▸ **Aim of the task**: Repeat the records word for word, excluding any picture.

▸ **Given data**:
● ● ● ● ●
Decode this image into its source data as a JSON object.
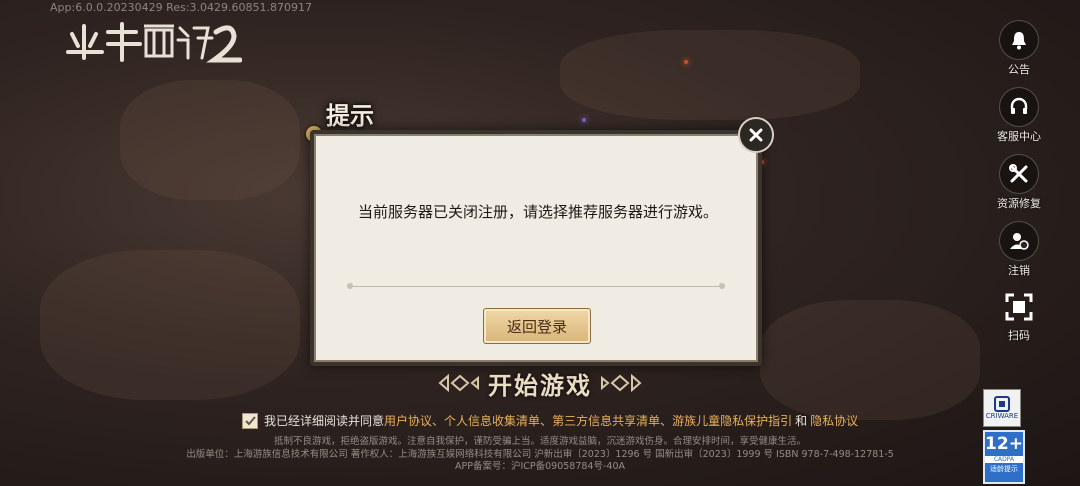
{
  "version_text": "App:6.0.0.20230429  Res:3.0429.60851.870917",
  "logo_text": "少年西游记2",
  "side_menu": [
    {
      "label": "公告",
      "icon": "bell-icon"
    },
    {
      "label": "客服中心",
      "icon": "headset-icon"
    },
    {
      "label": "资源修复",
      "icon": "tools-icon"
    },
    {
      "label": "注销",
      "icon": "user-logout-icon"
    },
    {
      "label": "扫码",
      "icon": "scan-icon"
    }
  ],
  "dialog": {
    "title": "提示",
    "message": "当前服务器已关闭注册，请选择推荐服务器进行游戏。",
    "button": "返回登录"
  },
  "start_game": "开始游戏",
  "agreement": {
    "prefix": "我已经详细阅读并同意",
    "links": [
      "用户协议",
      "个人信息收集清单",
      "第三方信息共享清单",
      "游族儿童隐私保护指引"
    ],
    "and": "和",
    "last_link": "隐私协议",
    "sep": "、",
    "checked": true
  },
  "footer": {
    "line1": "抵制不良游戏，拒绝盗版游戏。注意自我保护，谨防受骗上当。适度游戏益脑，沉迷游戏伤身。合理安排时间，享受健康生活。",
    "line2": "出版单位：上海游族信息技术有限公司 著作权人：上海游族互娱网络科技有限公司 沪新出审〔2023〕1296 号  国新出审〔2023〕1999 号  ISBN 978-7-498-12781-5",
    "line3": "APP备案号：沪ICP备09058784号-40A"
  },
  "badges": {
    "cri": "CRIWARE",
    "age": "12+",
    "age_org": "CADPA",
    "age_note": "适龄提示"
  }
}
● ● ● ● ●
▸ **Written response**:
Decode this image into its source data as a JSON object.
{
  "version_text": "App:6.0.0.20230429  Res:3.0429.60851.870917",
  "logo_text": "少年西游记2",
  "side_menu": [
    {
      "label": "公告",
      "icon": "bell-icon"
    },
    {
      "label": "客服中心",
      "icon": "headset-icon"
    },
    {
      "label": "资源修复",
      "icon": "tools-icon"
    },
    {
      "label": "注销",
      "icon": "user-logout-icon"
    },
    {
      "label": "扫码",
      "icon": "scan-icon"
    }
  ],
  "dialog": {
    "title": "提示",
    "message": "当前服务器已关闭注册，请选择推荐服务器进行游戏。",
    "button": "返回登录"
  },
  "start_game": "开始游戏",
  "agreement": {
    "prefix": "我已经详细阅读并同意",
    "links": [
      "用户协议",
      "个人信息收集清单",
      "第三方信息共享清单",
      "游族儿童隐私保护指引"
    ],
    "and": "和",
    "last_link": "隐私协议",
    "sep": "、",
    "checked": true
  },
  "footer": {
    "line1": "抵制不良游戏，拒绝盗版游戏。注意自我保护，谨防受骗上当。适度游戏益脑，沉迷游戏伤身。合理安排时间，享受健康生活。",
    "line2": "出版单位：上海游族信息技术有限公司 著作权人：上海游族互娱网络科技有限公司 沪新出审〔2023〕1296 号  国新出审〔2023〕1999 号  ISBN 978-7-498-12781-5",
    "line3": "APP备案号：沪ICP备09058784号-40A"
  },
  "badges": {
    "cri": "CRIWARE",
    "age": "12+",
    "age_org": "CADPA",
    "age_note": "适龄提示"
  }
}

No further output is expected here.